  8. Install the valve spring and rotator. See Figure "Valve Spring and Related Parts" . If reusing parts, install them to their original positions.
    Click to see this graphic in a separate window

    1. Valve Locks‪

    4. Valve Stem Oil Seal‪

    2. Valve Rotator‪

    5. Valve Guide‪

    3. Valve Spring‪

    6. Valve Spring Seat‪

    Figure 30. Valve Spring and Related Parts

  9. Using the valve spring compressor tool (J–8062) , compress the valve spring only as much as required to install the valve locks. After installing the valve locks, rap the end of the valve stem sharply with a plastic mallet to seat the valve locks.

    Note: Always install new valve stem locks when installing valves.

    Note: Be sure the valve rotator is properly centered and aligned to avoid scoring the valve stem. Do not compress the spring any more than necessary to install the locks, to avoid damaging the oil seal.

  10. After all of the valves are installed, check the spring opening pressure on each valve using spring load gage. See Figure "Checking Valve Spring Load" .
    Click to see this graphic in a separate window

    Figure 31. Checking Valve Spring Load

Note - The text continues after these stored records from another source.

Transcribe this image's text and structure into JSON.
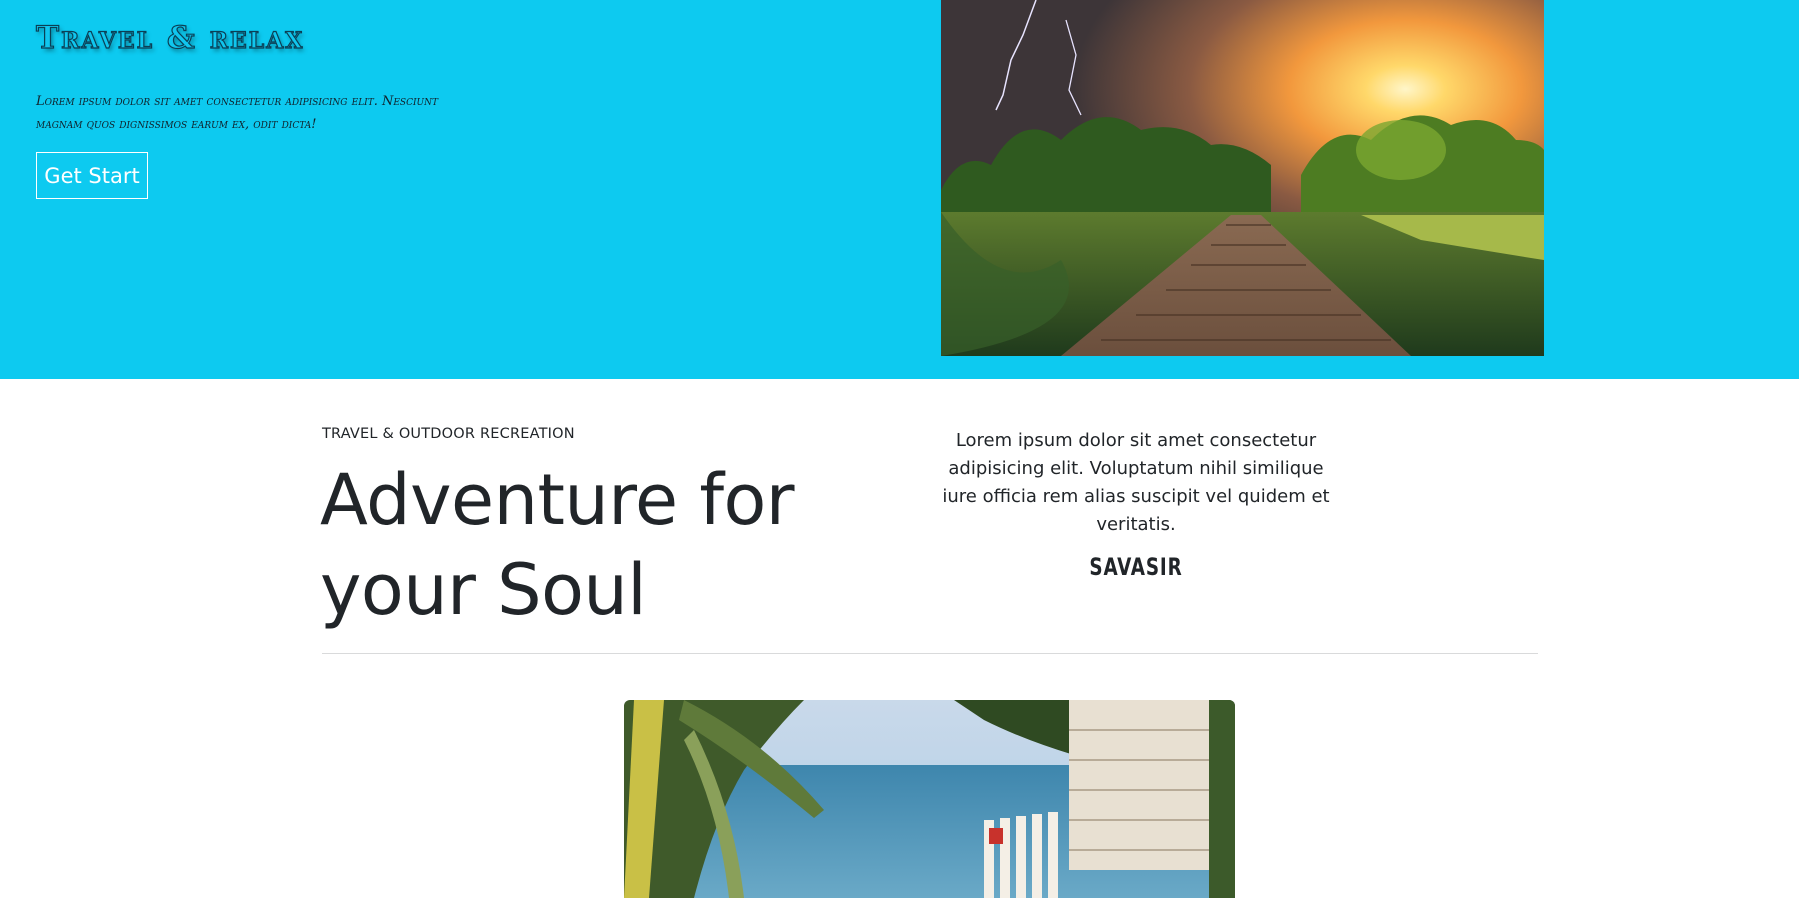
{
  "hero": {
    "title": "Travel & relax",
    "text": "Lorem ipsum dolor sit amet consectetur adipisicing elit. Nesciunt magnam quos dignissimos earum ex, odit dicta!",
    "button_label": "Get Start",
    "colors": {
      "background": "#0dcaf0",
      "button_border": "#ffffff"
    }
  },
  "intro": {
    "eyebrow": "TRAVEL & OUTDOOR RECREATION",
    "headline": "Adventure for your Soul",
    "quote": "Lorem ipsum dolor sit amet consectetur adipisicing elit. Voluptatum nihil similique iure officia rem alias suscipit vel quidem et veritatis.",
    "signature": "SAVASIR"
  }
}
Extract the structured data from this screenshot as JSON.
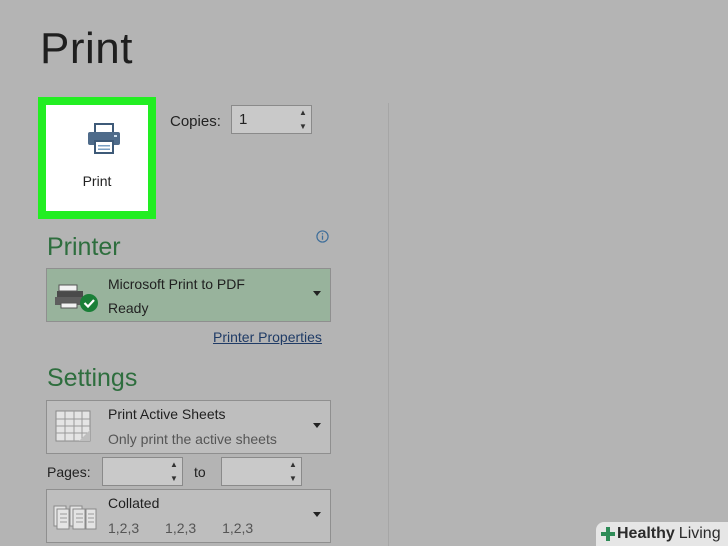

  11. Note the gage reading when the valve just starts to unseat. The force required to unseat the valve must not be less than 280 N (63 lb).
  12. Remove the cylinder head from the overhaul stand and install it on the engine. Refer to "1.2.5 Installation of Cylinder Head" .
  13. Install the camshaft and rocker arm assemblies. Lightly lubricate the overhead assemblies with clean engine oil. Refer to "1.28.5 Installation of Camshaft and Camshaft Bearing" .
  14. If the engine is equipped with a Jake Brake®, install the brake. Refer to "1.36.5 Installation of Model 760, 765, or 770 Jake Brake" .
  15. Adjust the valve clearance and injector timing. Refer to "13.2 Valve Lash, Injector Height (Timing) and Jake Brake® Lash Adjustments" .
  16. If the engine is equipped with a Jake Brake®, lash the brake. Refer to "13.2 Valve Lash, Injector Height (Timing) and Jake Brake® Lash Adjustments" .
  17. Install any other components that were removed.
  18. Fill the engine crankcase (refer to "14.6.1 Lubricating Oil" ) with the proper lubricant. Refer to "5.2.1 Lubricant Requirement" .
  19. Close any drain cocks that were opened and fill the cooling system. Refer to "14.6.4 Cooling System" . Purge the air from the system using the vent in the thermostat housing. Complete filling of the cooling system is essential for proper engine operation.
    warning

    PERSONAL INJURY

    Diesel engine exhaust and some of its constituents are known to the State of California to cause cancer, birth defects, and other reproductive harm.‪

    • Always start and operate an engine in a well ventilated area.
    • If operating an engine in an enclosed area, vent the exhaust to the outside.
    • Do not modify or tamper with the exhaust system or emission control system.
  20. Start the engine and check for leaks.


Series 60 Service Manual - 6SE483
Generated on 10-13-2008

Leave a Reply

Your email address will not be published. Required fields are marked *